# Exercise instructions:
Lines with "moderate" in the records below: say how many there are, and add nothing.

# Dataset extract:
BEGIN

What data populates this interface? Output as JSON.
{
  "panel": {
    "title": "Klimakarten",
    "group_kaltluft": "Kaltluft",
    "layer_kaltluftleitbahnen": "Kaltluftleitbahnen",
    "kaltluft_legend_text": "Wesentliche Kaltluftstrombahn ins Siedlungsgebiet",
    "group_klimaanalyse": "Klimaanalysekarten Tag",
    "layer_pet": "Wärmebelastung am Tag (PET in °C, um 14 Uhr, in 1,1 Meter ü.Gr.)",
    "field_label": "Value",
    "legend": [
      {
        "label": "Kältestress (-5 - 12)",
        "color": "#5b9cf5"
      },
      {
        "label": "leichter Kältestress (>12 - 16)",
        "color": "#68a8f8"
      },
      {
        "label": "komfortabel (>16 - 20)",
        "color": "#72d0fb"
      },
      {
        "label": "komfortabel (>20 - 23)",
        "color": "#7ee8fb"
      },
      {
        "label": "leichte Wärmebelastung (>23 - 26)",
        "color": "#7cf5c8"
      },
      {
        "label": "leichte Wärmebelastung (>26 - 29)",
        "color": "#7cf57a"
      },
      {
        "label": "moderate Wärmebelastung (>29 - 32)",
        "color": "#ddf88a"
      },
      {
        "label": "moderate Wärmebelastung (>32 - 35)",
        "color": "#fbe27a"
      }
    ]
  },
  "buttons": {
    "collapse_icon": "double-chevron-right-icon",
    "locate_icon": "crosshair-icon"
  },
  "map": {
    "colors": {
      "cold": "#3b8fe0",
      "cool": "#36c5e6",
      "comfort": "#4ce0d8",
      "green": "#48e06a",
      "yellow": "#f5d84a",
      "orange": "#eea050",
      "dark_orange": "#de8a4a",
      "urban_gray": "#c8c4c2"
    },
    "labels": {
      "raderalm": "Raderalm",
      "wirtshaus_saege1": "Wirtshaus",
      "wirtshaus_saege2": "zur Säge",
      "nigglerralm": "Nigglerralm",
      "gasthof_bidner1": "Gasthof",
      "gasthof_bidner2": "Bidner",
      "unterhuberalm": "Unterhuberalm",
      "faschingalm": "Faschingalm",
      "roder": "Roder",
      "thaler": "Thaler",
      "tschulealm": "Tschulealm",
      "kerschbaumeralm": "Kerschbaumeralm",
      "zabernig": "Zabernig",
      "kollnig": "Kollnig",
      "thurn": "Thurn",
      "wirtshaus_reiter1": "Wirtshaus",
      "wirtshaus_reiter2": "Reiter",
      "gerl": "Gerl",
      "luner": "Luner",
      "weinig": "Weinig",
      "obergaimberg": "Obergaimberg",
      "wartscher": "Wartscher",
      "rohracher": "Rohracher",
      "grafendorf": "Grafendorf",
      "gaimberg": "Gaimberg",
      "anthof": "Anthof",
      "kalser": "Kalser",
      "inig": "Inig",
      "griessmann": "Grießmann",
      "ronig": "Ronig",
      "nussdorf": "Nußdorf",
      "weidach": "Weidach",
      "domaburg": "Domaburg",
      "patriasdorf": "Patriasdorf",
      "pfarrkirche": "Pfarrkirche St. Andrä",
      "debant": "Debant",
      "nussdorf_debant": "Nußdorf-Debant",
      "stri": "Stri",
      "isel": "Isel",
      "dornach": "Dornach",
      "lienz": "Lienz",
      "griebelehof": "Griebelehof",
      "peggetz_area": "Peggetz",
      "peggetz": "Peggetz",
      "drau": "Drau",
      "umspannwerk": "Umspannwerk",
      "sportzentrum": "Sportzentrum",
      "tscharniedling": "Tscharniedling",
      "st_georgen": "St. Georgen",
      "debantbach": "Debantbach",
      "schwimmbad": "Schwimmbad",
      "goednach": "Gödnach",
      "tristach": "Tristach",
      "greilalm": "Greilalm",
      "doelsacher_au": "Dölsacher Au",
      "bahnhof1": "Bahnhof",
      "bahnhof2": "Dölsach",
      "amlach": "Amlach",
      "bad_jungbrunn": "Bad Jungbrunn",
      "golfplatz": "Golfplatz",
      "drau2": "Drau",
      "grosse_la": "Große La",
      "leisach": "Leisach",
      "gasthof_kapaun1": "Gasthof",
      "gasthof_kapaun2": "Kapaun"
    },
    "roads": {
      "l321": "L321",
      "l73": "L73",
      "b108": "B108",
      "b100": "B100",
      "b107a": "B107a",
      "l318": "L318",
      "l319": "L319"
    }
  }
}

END

# Reply to the exercise:
2